Exploring the Android App Bundle

There were a ton of exciting things announced at I/O this year — one of the things that caught my eyes the most was the new app bundle format. Not only does this format provide a new upload format for our applications, but it will help to influence how we build and structure our applications in a modular format. In this post I want to dive into the Android App Bundle so that we can get a thorough understanding of what it is, the way it works and how we can add support for it in our own applications. As I mentioned…

Exposing Notification Settings to the Android System

Have you ever looked at the Android System settings page for a specific application and wondered about the option to view “Additional settings in the app”? If you haven’t seen this before in your settings, or aren’t aware of it, this is what it looks like: This option allows developers to essentially provide a link to a push notification settings screen in their application — this allows users to quickly and easily continue altering their notification settings for the chosen app directly from the system. The ability to hook into this was added at API level 21 (Android 5.0), but not all…

Exploring Image Keyboard Support on Android

During a recent hack day we added a bunch of small but impactful features into our application, one of these being integration with the GIF input provided by the Google keyboard. This involved us making use of the Image Keyboard Support (IKS) functionality that was introduced in Android 7.1 (API level 25), this allows us to hook into the media functionality of keyboards and make use of the data that our application retrieves from them. If you implement this into your application, it will look a little something like this: In this quick post I want to take a quick…

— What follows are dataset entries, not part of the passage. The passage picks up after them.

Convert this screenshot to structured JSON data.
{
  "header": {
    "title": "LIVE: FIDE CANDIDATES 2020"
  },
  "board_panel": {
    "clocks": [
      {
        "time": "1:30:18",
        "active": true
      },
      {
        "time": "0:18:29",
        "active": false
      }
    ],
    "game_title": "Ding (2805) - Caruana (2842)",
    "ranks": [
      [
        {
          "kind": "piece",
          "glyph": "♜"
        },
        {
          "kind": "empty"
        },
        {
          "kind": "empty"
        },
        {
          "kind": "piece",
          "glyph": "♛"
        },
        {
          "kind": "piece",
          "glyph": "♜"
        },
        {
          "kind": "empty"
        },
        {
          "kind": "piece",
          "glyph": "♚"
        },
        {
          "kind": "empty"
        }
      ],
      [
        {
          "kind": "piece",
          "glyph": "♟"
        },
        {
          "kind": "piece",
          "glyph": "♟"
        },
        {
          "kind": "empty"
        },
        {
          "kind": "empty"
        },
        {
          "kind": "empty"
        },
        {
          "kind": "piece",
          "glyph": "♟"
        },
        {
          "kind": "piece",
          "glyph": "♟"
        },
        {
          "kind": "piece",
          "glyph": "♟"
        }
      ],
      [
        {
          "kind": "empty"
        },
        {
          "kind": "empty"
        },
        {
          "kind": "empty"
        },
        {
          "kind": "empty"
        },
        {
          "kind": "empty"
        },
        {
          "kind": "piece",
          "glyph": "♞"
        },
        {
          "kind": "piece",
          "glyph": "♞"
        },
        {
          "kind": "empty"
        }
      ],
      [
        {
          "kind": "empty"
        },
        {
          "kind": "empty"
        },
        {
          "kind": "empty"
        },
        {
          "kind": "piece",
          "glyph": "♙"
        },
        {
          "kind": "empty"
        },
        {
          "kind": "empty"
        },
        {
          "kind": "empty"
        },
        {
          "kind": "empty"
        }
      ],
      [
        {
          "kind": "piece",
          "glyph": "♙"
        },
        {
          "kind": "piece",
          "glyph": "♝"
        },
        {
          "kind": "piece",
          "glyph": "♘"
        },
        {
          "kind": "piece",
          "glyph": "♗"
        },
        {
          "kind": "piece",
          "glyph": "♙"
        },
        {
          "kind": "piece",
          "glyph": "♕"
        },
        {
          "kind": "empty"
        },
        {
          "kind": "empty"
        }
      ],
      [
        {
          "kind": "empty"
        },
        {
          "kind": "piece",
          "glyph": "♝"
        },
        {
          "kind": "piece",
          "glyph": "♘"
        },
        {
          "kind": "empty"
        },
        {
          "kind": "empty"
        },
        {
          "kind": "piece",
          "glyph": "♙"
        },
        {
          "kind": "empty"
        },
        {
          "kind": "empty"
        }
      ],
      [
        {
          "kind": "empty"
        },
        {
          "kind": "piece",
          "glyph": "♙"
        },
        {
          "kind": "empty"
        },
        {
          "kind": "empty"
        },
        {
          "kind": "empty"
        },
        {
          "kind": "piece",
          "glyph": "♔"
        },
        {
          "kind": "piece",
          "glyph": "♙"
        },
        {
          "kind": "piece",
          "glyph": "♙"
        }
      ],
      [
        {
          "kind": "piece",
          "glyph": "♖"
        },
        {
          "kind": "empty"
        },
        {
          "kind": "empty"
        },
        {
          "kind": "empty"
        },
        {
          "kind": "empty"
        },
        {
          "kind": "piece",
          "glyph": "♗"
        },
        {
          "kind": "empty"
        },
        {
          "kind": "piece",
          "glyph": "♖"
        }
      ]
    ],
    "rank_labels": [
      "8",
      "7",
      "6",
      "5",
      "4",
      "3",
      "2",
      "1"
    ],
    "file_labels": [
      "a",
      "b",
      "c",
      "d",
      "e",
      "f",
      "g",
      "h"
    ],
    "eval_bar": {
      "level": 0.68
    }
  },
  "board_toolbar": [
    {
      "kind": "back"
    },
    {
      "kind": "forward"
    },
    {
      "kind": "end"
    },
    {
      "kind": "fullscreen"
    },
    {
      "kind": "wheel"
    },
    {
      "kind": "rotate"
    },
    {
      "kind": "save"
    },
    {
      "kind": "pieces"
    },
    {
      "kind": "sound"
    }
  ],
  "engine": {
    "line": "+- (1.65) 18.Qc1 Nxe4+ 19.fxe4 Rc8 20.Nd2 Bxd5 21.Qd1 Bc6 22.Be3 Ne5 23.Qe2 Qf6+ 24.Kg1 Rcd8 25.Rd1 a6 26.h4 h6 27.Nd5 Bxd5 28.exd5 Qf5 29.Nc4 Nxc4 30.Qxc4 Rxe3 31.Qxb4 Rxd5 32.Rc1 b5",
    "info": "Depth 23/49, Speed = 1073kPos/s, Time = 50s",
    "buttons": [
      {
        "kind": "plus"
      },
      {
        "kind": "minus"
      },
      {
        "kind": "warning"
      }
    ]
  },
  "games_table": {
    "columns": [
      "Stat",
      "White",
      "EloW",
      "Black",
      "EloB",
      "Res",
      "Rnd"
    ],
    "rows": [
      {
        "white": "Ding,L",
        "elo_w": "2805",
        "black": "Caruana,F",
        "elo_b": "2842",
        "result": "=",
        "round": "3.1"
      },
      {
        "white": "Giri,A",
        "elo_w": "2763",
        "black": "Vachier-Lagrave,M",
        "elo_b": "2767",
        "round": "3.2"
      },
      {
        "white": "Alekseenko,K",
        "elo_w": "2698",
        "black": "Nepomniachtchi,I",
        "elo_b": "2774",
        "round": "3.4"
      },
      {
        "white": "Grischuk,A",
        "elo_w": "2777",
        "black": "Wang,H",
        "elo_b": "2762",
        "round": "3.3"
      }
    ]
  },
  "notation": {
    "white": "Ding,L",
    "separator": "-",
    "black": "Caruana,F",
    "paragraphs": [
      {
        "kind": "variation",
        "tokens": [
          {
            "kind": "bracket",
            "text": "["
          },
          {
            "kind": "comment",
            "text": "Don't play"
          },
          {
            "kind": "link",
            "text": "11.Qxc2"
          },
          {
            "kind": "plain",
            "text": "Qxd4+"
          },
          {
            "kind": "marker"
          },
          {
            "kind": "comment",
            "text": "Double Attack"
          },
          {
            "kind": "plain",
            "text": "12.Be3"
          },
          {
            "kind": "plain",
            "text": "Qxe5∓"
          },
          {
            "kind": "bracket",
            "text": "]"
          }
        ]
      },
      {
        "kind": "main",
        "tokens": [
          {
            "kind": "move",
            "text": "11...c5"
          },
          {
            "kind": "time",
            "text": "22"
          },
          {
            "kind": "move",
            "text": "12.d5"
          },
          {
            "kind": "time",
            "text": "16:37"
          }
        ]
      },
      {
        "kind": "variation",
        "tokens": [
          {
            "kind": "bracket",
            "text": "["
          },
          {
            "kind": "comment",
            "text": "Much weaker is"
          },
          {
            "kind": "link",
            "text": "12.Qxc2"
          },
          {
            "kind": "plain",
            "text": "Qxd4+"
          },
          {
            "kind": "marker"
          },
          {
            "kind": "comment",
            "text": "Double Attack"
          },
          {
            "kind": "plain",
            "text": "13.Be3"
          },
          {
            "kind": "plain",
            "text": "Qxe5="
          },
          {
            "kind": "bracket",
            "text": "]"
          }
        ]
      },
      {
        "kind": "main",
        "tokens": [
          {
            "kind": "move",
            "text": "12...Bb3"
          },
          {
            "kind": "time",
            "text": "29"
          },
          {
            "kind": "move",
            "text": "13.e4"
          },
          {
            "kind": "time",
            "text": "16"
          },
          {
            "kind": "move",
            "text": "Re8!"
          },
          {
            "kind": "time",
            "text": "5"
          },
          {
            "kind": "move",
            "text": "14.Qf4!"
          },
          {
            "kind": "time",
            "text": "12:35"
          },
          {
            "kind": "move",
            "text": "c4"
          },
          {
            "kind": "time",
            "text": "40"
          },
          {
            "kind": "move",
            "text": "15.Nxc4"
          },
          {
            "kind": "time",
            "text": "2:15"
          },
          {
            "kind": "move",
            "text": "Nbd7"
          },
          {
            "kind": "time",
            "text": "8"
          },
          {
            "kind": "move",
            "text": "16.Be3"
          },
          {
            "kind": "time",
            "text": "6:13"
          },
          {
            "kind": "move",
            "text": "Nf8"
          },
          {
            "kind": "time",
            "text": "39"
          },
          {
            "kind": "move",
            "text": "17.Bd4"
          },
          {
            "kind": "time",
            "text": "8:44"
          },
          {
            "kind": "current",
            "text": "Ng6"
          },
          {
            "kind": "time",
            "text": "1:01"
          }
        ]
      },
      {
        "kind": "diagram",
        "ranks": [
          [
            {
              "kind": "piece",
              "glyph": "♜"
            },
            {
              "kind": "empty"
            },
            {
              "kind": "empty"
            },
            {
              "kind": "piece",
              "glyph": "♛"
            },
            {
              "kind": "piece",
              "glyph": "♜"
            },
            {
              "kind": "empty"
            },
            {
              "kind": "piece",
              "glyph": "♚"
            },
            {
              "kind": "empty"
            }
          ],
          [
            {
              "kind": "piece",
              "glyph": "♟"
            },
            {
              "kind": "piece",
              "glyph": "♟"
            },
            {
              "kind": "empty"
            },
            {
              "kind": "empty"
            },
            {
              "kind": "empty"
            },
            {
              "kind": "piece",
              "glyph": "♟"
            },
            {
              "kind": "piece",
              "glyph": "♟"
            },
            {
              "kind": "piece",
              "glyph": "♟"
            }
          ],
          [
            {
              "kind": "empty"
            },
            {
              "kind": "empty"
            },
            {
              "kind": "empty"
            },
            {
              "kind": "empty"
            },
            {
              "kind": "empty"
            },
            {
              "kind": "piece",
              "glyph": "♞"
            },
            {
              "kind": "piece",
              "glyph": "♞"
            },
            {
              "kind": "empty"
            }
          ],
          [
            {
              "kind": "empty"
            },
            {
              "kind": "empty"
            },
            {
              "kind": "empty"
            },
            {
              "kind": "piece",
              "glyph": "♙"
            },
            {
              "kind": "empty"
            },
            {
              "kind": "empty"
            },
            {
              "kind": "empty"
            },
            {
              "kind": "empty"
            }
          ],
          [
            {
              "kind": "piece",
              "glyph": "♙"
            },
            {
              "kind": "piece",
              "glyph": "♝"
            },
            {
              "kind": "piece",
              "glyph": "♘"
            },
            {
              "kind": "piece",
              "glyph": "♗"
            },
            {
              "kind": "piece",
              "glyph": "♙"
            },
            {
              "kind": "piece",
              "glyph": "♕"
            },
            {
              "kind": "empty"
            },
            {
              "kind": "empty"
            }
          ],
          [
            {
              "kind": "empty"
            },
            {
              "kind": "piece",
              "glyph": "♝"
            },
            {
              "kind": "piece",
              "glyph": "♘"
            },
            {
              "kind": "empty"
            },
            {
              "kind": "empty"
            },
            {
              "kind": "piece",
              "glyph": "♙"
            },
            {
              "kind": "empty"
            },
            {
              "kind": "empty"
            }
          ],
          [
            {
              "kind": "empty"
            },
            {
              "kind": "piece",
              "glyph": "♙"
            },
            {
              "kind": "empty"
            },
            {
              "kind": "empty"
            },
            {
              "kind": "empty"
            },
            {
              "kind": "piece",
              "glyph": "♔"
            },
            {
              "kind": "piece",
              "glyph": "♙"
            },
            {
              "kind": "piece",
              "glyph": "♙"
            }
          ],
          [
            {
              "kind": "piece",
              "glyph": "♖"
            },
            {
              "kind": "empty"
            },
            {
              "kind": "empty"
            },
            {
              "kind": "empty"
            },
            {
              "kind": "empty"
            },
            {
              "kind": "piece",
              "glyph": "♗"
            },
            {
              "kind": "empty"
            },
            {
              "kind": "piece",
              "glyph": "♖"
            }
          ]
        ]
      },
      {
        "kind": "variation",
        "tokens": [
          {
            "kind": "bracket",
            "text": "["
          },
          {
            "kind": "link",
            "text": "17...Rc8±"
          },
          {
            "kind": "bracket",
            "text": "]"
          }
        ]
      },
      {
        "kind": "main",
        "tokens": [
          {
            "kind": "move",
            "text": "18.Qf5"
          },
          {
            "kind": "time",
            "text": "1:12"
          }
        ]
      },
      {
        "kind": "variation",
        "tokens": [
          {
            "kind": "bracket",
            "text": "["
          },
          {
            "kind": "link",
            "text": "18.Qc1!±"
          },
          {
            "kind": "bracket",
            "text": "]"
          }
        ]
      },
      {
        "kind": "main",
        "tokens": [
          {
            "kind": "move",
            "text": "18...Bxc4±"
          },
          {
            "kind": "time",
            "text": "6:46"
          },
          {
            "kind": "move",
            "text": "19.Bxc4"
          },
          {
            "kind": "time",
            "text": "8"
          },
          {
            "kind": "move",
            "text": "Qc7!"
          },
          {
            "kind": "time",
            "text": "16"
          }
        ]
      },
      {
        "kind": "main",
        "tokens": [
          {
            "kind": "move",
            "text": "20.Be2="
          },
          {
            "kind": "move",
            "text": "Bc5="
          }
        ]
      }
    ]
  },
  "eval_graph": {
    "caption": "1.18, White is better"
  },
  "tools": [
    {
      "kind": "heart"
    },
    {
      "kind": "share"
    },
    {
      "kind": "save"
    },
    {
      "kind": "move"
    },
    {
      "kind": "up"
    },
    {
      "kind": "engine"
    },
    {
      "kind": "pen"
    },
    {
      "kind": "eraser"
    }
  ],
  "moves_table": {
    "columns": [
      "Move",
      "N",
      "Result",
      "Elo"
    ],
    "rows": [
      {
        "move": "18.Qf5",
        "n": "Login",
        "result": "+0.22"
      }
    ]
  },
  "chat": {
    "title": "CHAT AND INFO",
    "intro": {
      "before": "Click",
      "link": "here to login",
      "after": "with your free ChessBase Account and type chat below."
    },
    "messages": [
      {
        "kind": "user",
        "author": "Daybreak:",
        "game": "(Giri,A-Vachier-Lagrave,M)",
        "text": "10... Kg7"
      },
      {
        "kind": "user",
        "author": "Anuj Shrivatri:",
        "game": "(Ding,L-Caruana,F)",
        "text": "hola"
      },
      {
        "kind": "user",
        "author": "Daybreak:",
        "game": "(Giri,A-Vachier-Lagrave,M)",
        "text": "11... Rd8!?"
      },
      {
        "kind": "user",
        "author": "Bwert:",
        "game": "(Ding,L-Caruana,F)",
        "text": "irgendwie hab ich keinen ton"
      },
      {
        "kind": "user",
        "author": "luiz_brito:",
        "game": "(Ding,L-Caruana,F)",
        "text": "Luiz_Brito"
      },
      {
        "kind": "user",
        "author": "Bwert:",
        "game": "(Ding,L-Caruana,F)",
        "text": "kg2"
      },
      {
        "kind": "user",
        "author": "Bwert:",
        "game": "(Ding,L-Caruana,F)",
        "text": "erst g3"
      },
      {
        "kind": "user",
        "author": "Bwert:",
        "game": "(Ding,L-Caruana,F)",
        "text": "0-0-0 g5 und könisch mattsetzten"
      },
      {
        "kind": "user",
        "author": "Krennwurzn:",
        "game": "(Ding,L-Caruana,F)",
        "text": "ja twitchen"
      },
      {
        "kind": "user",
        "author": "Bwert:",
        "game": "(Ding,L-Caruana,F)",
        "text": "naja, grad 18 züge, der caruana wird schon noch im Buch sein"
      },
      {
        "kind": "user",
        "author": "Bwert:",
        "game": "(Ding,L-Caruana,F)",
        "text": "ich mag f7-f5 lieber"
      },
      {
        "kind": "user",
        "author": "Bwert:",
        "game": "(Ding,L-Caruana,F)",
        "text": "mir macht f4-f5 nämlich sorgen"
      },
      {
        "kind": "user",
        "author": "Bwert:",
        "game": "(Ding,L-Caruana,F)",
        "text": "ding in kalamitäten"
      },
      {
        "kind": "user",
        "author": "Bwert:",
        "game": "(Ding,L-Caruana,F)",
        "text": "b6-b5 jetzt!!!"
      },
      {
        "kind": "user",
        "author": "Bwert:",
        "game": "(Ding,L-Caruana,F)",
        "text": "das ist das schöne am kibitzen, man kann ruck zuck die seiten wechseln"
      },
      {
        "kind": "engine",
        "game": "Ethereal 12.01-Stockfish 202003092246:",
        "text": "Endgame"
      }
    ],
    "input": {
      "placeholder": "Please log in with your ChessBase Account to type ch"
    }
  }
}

Modularizing Android Applications

We’ve all been there. Single module android applications — at some point in our Android development career it’s likely we’ve worked on, or are working on, a project that consists of a single module. Now, there’s nothing wrong with that at all and in a lot of cases, a single module will most likely do the job. But in cases where our applications may grow, or we may want to take advantage of new distribution features (Instant apps, app bundles) from Google, or even just create a clear separation of concerns to make our project easier to work with— modularizing our applications…

Exploring Firebase MLKit on Android: Landmark Detection (Part Four)

At Google I/O this year we saw the introduction of Firebase MLKit, a part of the Firebase suite that intends to give our apps the ability to support intelligent features with more ease. With this comes the landmark recognition feature, giving us the ability to detect known landmarks within an input feed so that we can display this landmark information on-screen to the user. In this post I want to dive into how we can implement this feature into our applications. Landmark recognition is something that may not be applicable to every application, but when it is required it could…

Exploring Android on Chrome OS: Optimising keyboard navigation

Recently I managed to get my hands on a Pixelbook. If you haven’t got one, or even read to much into them, then you’ll be excited to know that they have the ability to run Android applications on them. That means that if you have an application in the Play Store, anyone on Chrome OS can download that app, install it and run it on their device. Whilst in most cases the applications will work out of the box, there are a bunch of things which you can do to improve the experience of your applications whilst they are being…

Exploring Android P: Magnifier

At Google I/O there were a lot of new announcements around the latest version of Android, P. One of these announcements was the new Magnifier functionality—a feature that will make it easier to view and select content that the magnifier is currently being shown for. In this article we’re going to take a quick dive into what this magnifier is and how we can use it on our own view components within our applications. Now, if you haven’t seen the new Magnifier component that is available in Android P then this is what it currently looks like: It’s quite a…